Identity, Transformation, and Freedom
French author Lola Lafon and American novelist Christopher Sorrentino both share a fascination for the 1970s, the figure of Patty Hearst–who is at the heart of their novels Mercy Mary Patty (Actes Sud, 2017) and Trances (Simon and Schuster, 2005)–and the collective secret desire to shed one’s skin and start life over again. Their bodies of work explore the meaning of identity, and the role that storytelling plays in our understanding of both ourselves and each other.
On April 19, join Lafon and Sorrentino as they discuss Identity, Transformation, and Freedom based on their respective novels : Lafon’s The Little Communist Who Never Smiled (2016) and Mercy Mary Patty (2017), and Sorrentino’s Trance (2005), and The Fugitives (2017).
Credit image: Nathaniel Phillips.
Lola Lafon is a bestselling Paris-based novelist and musician. The author of three previous novels, Lafon was born in France and grew up in Sofia and Bucharest. The original French edition of The Little Communist Who Never Smiled won ten prizes. She lives in Paris.
Christopher Sorrentino is the author of five books, including Trance, a National Book Award Finalist for fiction, and The Fugitives (2016). His work has appeared in A Public Space, The Baffler, BOMB, BookForum, Conjunctions, Esquire, Fence, Granta, Harper’s, The Los Angeles Times, McSweeney’s, The New York Times, Open City, The Paris Review, Playboy, Tin House, and many other publications.

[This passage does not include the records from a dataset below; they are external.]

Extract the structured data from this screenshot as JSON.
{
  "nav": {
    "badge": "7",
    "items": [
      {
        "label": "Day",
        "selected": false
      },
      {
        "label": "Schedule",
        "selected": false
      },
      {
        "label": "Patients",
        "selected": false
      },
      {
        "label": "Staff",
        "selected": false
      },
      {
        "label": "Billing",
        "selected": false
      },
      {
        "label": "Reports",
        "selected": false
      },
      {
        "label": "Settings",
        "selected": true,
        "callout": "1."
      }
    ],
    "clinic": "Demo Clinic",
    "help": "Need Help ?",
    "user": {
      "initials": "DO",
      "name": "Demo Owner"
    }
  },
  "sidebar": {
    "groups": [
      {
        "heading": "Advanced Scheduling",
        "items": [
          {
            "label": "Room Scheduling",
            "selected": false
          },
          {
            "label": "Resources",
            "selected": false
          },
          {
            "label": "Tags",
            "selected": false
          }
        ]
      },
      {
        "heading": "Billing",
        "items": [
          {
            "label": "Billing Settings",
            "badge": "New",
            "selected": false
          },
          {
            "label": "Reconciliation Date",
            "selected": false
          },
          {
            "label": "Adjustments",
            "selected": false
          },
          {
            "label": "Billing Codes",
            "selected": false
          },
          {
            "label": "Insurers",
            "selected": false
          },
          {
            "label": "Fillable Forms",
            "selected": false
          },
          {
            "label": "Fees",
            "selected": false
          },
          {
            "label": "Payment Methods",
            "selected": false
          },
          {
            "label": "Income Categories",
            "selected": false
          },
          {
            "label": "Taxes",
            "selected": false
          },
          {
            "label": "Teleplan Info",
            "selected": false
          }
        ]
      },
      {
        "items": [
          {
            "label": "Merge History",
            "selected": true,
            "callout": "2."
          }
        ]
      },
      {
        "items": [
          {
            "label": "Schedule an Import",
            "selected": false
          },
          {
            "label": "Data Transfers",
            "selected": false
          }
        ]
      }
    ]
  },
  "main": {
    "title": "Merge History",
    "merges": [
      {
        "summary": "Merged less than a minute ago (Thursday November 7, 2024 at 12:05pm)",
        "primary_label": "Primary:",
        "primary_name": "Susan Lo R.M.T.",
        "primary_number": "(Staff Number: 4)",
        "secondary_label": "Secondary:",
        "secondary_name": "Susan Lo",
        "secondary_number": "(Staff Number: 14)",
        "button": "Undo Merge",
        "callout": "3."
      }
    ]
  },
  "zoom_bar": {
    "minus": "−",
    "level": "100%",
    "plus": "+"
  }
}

He has been the recipient of fellowships from the Lannan Foundation, the New York Foundation for the Arts, and the Ludwig Vogelstein Foundation, and he was Writer-in-Residence at Fairleigh Dickinson University in 2011. He has taught at Columbia University, New York University, the New School, Fairleigh Dickinson, and at the Unterberg Poetry Center of the 92nd Street Y, where he is a core faculty member.